Spiking rents, stagnant wages still forcing more people into homelessness
Despite this progress, our community still confronts a crisis caused by stagnant wages for low-income people, increasingly unaffordable housing costs, decades of federal disinvestment, racial bias, and the pain and trauma left by cycles of poverty.
Since 2015, rents in the Portland-area have risen 20 times faster than the median income, to more than $1,100 for a one-bedroom apartment. More than 18,000 people in Multnomah County rely on long-term federal disability checks that top out at $735.
High housing costs aren’t only pushing people into homelessness. They’re also making it more expensive to help people regain housing once they’ve lost it.
This year, even though we counted fewer people without shelter, the overall number count of neighbors who met the federal definition of homelessness -- meaning they slept outside, in emergency shelter or in transitional housing -- climbed to 4,177. That’s a nearly 10 percent increase since 2015.
That shows that even though more people have a safer place to sleep this year, our community must redouble its efforts to keep people from losing their homes or to quickly put them back into housing if they do.
The number of people considered chronically homeless or who reported disabling conditions climbed at a higher rate than the overall number of people experiencing homelessness. The number of unaccompanied youths 24 and younger also increased more sharply than the overall count, up to 300.
Women and seniors continued to see their share of the overall homeless population grow. And more people, compared to 2015, also reported being homeless for two years or more. Providers continue to warn that it takes longer and longer for some people to find housing because of the market.
More milestones for the community’s work in A Home for Everyone
Those trends would almost certainly be more dire without our community’s work.
In 2014, community partners convened by the County and City agreed to create A Home for Everyone, our region’s first community-wide plan for tackling homelessness.
Last summer, the City and County each invested an additional $10 million in homelessness work and created the Joint Office of Homeless Services to align and manage that spending.
Last fiscal year, across all of A Home for Everyone’s partners, more than 25,600 people received some level of services -- the most ever. That includes a record 4,600 people returned to housing and more than 5,200 who received prevention services.
Data from the first nine months of this fiscal year, which ends June 30, shows A Home for Everyone is on track to meet its goals. Already, the number of people served in shelter has exceeded the total in all of the 2015-16 fiscal year. And partners who help with housing placements have helped hundreds more people than at the same point last fiscal year.
Data from the 2015 count helped shape A Home for Everyone’s goals and spending priorities. That’s one reason why partners invested more effort in working with veterans, domestic violence victims and communities of color over the past two years.
So far in the current fiscal year, service providers report that at least 67 percent of those receiving prevention assistance are people of color. Among people placed into housing, at least 62 percent are people of color.

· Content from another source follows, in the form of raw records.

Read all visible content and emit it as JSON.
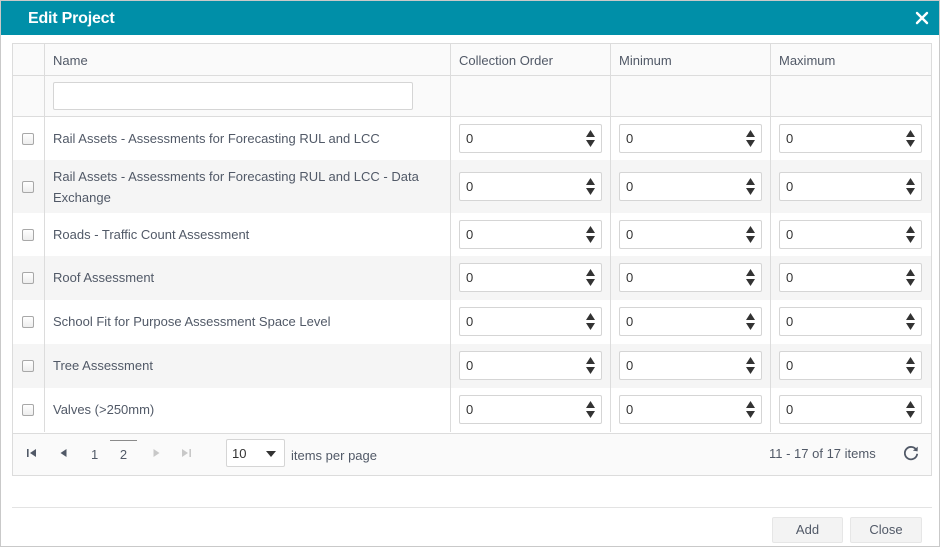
{
  "dialog": {
    "title": "Edit Project"
  },
  "grid": {
    "columns": [
      "Name",
      "Collection Order",
      "Minimum",
      "Maximum"
    ],
    "filter_value": "",
    "rows": [
      {
        "name": "Rail Assets - Assessments for Forecasting RUL and LCC",
        "collection_order": "0",
        "minimum": "0",
        "maximum": "0"
      },
      {
        "name": "Rail Assets - Assessments for Forecasting RUL and LCC - Data Exchange",
        "collection_order": "0",
        "minimum": "0",
        "maximum": "0"
      },
      {
        "name": "Roads - Traffic Count Assessment",
        "collection_order": "0",
        "minimum": "0",
        "maximum": "0"
      },
      {
        "name": "Roof Assessment",
        "collection_order": "0",
        "minimum": "0",
        "maximum": "0"
      },
      {
        "name": "School Fit for Purpose Assessment Space Level",
        "collection_order": "0",
        "minimum": "0",
        "maximum": "0"
      },
      {
        "name": "Tree Assessment",
        "collection_order": "0",
        "minimum": "0",
        "maximum": "0"
      },
      {
        "name": "Valves (>250mm)",
        "collection_order": "0",
        "minimum": "0",
        "maximum": "0"
      }
    ]
  },
  "pager": {
    "pages": [
      "1",
      "2"
    ],
    "current_page": "2",
    "page_size": "10",
    "items_per_page_label": "items per page",
    "info": "11 - 17 of 17 items"
  },
  "footer": {
    "add_label": "Add",
    "close_label": "Close"
  },
  "colors": {
    "titlebar": "#008fa8",
    "row_alt": "#f5f5f5",
    "border": "#dcdcdc"
  },
  "icons": [
    "close-icon",
    "spinner-arrows-icon",
    "first-page-icon",
    "prev-page-icon",
    "next-page-icon",
    "last-page-icon",
    "dropdown-caret-icon",
    "refresh-icon"
  ]
}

Data from this year’s count will continue to guide strategies and funding allocations. Data from this year’s report will inform A Home for Everyone’s work to address chronic homelessness.
"This data shows our strategies are making a difference. But it also provides a sobering confirmation of what I see regularly in the emergency room" said Multnomah County Commissioner Sharon Meieran, an emergency room physician and a member of A Home for Everyone’s executive committee.
"People living on our streets are those who are vulnerable, including those who suffer from persistent mental and physical health challenges,” she said. “We must use this new data judiciously, to help us improve our systems and support for people who have nowhere else to turn."